The villain here was Thomson Reuters' field and year normalisation system by which citations were compared with world benchmarks for field and year. This meant that a large number of citations within year of publication  to a paper classified as being in a low cited field could have a disproportionate  effect, which might be further enhanced if the university was in a region where citations were low.

Now THE have announced that this year there will be three changes. These are:

  • raising the threshold for inclusion in the citations indicator from 50 publications per year to 200
  • Extending the period for counting citations from five to six years
  • Changing regional normalisation so that it takes account of subject variations within regions as well as the overall level  of citations.
Here are some things which Thomson Reuters apparently will not do:

  • reducing the weighting given to citations
  • not counting sell-citations, citations within institutions or citations within journals
  • using a variety of indications to assess research impact, such as h-index, total citations, citations per paper
  • using a variety of databases

So, everybody will have to wait until September to see what will happen.

Sunday, August 21, 2011

Value for Money

Recently, the Higher Education Funding Council of England published data indicating the percentage of UK students at English universities with grades AAB at A level. Oxford and Cambridge were at the top with 99% and Wolverhampton, Staffordshire and Hertfordshire at the bottom with 2%.

Now Hertfordshire statisticians have produced graphs comparing performance on four British league tables with tuition fees. Hertfordshire offers best value for tuition money in its band. Oxford, Cambridge, LSE, Derby and London Metropolitan do well in theirs. Liverpool John Moores, East London and Bedfordshire are among the worst.
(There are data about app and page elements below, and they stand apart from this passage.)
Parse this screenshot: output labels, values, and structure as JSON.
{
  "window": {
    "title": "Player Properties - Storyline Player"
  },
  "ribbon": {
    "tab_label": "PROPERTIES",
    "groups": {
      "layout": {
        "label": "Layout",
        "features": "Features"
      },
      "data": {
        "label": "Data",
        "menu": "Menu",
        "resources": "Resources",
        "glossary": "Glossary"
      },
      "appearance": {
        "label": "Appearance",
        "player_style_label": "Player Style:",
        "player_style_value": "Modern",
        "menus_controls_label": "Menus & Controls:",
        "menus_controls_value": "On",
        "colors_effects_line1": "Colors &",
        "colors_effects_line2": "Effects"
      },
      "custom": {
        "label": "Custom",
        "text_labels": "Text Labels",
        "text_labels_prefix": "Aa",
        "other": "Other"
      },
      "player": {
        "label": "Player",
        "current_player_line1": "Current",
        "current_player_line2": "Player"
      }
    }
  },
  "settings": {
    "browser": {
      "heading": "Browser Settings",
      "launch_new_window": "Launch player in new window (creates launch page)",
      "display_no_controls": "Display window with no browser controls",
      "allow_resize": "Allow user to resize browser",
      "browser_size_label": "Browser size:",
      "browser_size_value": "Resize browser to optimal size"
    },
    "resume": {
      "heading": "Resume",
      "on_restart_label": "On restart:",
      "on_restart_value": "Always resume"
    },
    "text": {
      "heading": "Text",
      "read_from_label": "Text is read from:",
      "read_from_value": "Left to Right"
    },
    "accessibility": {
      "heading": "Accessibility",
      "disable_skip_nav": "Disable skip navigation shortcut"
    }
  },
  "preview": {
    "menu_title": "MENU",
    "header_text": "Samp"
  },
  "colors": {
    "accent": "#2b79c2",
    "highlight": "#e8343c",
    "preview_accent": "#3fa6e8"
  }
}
It should be noted that at the moment the differences between tuition levels are relatively small so this table may not mean very much.

Saturday, August 20, 2011

Perhaps They know Something You Don't

The Pew Research Center has issued a report showing that women are more likely than men to see the value of a college education. Men, says the report, are laggards. The implication is that women are more perceptive than men.

At a time when women surpass men by record numbers in college enrollment and completion, they also have a more positive view than men about the value higher education provides, according to a nationwide Pew Research Center survey. Half of all women who have graduated from a four-year college give the U.S. higher education system excellent or good marks for the value it provides given the money spent by students and their families; only 37% of male graduates agree. In addition, women who have graduated from college are more likely than men to say their education helped them to grow both personally and intellectually.

An article in reviewing the report refers to another study from the Brookings Institute that finds that college is in fact an excellent investment .

Why then, are men apparently so uninformed about the benefits of higher education? The Pew report provides part of the answer when it discloses that men are much more likely than women to pay for college by themselves. A good investment, it seems, is even better when it is paid for by somebody else.

Also, let us compare the career prospects of men and women with average degrees in the humanities or social sciences. Even without affirmative action, men who are bored by diversity training, professional development, all sorts of sensitisation and other rituals of the feminised corporation and bureaucracy are unlike to get very far if anywhere.

And perhaps men are more likely to grow by themselves.